The Seattle Post-Intelligencer points to a small press that is “one of the most intriguing additions to the Northwest literary landscape in recent years.” Clear Cut Press in Astoria, Oregon, distinguishes itself by publishing books in “handy pocket-size editions, inspired by a popular Japanese format, and with detachable covers with arresting images,” and by splitting profits 50/50 with its authors, a cut far higher than authors can expect to get at a typical publishing house. The Post-Intelligencer calls books like Matt Briggs’ debut novel, Shoot the Buffalo worthy of more prominent presses. Clear Cut also put out a collection of essays, Orphans, early this year by Charles D’Ambrosio who frequently appears in the New Yorker.

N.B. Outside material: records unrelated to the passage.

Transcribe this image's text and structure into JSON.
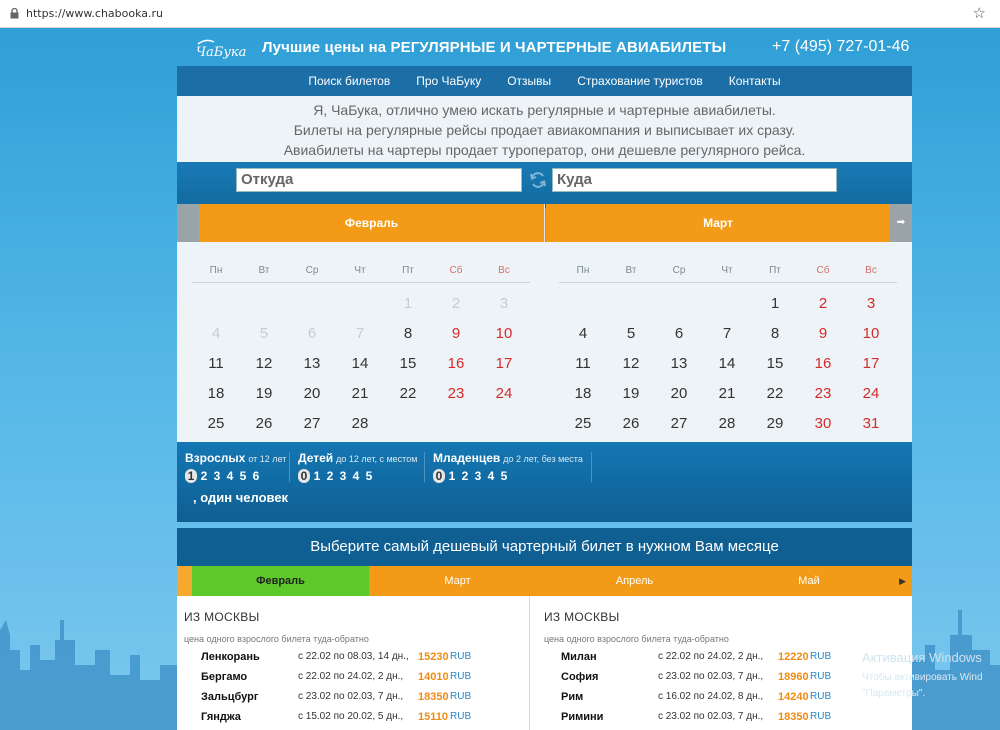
{
  "browser": {
    "url": "https://www.chabooka.ru"
  },
  "header": {
    "headline": "Лучшие цены на РЕГУЛЯРНЫЕ И ЧАРТЕРНЫЕ АВИАБИЛЕТЫ",
    "phone": "+7 (495) 727-01-46",
    "logo_text": "ЧаБука"
  },
  "nav": {
    "items": [
      {
        "label": "Поиск билетов"
      },
      {
        "label": "Про ЧаБуку"
      },
      {
        "label": "Отзывы"
      },
      {
        "label": "Страхование туристов"
      },
      {
        "label": "Контакты"
      }
    ]
  },
  "intro": {
    "lines": [
      "Я, ЧаБука, отлично умею искать регулярные и чартерные авиабилеты.",
      "Билеты на регулярные рейсы продает авиакомпания и выписывает их сразу.",
      "Авиабилеты на чартеры продает туроператор, они дешевле регулярного рейса."
    ]
  },
  "search": {
    "from_placeholder": "Откуда",
    "to_placeholder": "Куда"
  },
  "months": {
    "left": "Февраль",
    "right": "Март"
  },
  "calendar": {
    "weekdays": [
      "Пн",
      "Вт",
      "Ср",
      "Чт",
      "Пт",
      "Сб",
      "Вс"
    ],
    "february": [
      [
        "",
        "",
        "",
        "",
        "1",
        "2",
        "3"
      ],
      [
        "4",
        "5",
        "6",
        "7",
        "8",
        "9",
        "10"
      ],
      [
        "11",
        "12",
        "13",
        "14",
        "15",
        "16",
        "17"
      ],
      [
        "18",
        "19",
        "20",
        "21",
        "22",
        "23",
        "24"
      ],
      [
        "25",
        "26",
        "27",
        "28",
        "",
        "",
        ""
      ]
    ],
    "february_muted_through": "7",
    "march": [
      [
        "",
        "",
        "",
        "",
        "1",
        "2",
        "3"
      ],
      [
        "4",
        "5",
        "6",
        "7",
        "8",
        "9",
        "10"
      ],
      [
        "11",
        "12",
        "13",
        "14",
        "15",
        "16",
        "17"
      ],
      [
        "18",
        "19",
        "20",
        "21",
        "22",
        "23",
        "24"
      ],
      [
        "25",
        "26",
        "27",
        "28",
        "29",
        "30",
        "31"
      ]
    ]
  },
  "passengers": {
    "adults": {
      "title": "Взрослых",
      "sub": "от 12 лет",
      "options": [
        "1",
        "2",
        "3",
        "4",
        "5",
        "6"
      ],
      "selected": "1"
    },
    "children": {
      "title": "Детей",
      "sub": "до 12 лет, с местом",
      "options": [
        "0",
        "1",
        "2",
        "3",
        "4",
        "5"
      ],
      "selected": "0"
    },
    "infants": {
      "title": "Младенцев",
      "sub": "до 2 лет, без места",
      "options": [
        "0",
        "1",
        "2",
        "3",
        "4",
        "5"
      ],
      "selected": "0"
    },
    "summary": ", один человек"
  },
  "charter": {
    "title": "Выберите самый дешевый чартерный билет в нужном Вам месяце",
    "tabs": [
      "Февраль",
      "Март",
      "Апрель",
      "Май"
    ],
    "active_tab": "Февраль",
    "columns": [
      {
        "heading": "ИЗ МОСКВЫ",
        "sub": "цена одного взрослого билета туда-обратно",
        "rows": [
          {
            "city": "Ленкорань",
            "dates": "с 22.02 по 08.03, 14 дн.,",
            "price": "15230",
            "currency": "RUB"
          },
          {
            "city": "Бергамо",
            "dates": "с 22.02 по 24.02, 2 дн.,",
            "price": "14010",
            "currency": "RUB"
          },
          {
            "city": "Зальцбург",
            "dates": "с 23.02 по 02.03, 7 дн.,",
            "price": "18350",
            "currency": "RUB"
          },
          {
            "city": "Гянджа",
            "dates": "с 15.02 по 20.02, 5 дн.,",
            "price": "15110",
            "currency": "RUB"
          }
        ]
      },
      {
        "heading": "ИЗ МОСКВЫ",
        "sub": "цена одного взрослого билета туда-обратно",
        "rows": [
          {
            "city": "Милан",
            "dates": "с 22.02 по 24.02, 2 дн.,",
            "price": "12220",
            "currency": "RUB"
          },
          {
            "city": "София",
            "dates": "с 23.02 по 02.03, 7 дн.,",
            "price": "18960",
            "currency": "RUB"
          },
          {
            "city": "Рим",
            "dates": "с 16.02 по 24.02, 8 дн.,",
            "price": "14240",
            "currency": "RUB"
          },
          {
            "city": "Римини",
            "dates": "с 23.02 по 02.03, 7 дн.,",
            "price": "18350",
            "currency": "RUB"
          }
        ]
      }
    ]
  },
  "watermark": {
    "line1": "Активация Windows",
    "line2": "Чтобы активировать Wind",
    "line3": "\"Параметры\"."
  },
  "colors": {
    "orange": "#f39b16",
    "nav_blue": "#1b6ea6",
    "green_tab": "#5cc829",
    "weekend_red": "#d42b2b"
  }
}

Not to make excuses, but when you’re helping plan a wedding, it doesn’t leave a lot of time for things like blogging. I’ll keep posting as often as I can, though. So without further ado, here are three interesting news items that caught my eye today. The first, from the Seattle Post-Intelligencer is the suggestion that Harry Potter may not survive the series of books that bears his name. (LINK). At csmonitor.com, Amazon’s list of bestselling books among US Military Personnel (LINK). And, from the Guardian UK, John Updike tells the Brits that they don’t have to be jealous of American novelists any more because those Brits are pretty good after all (LINK).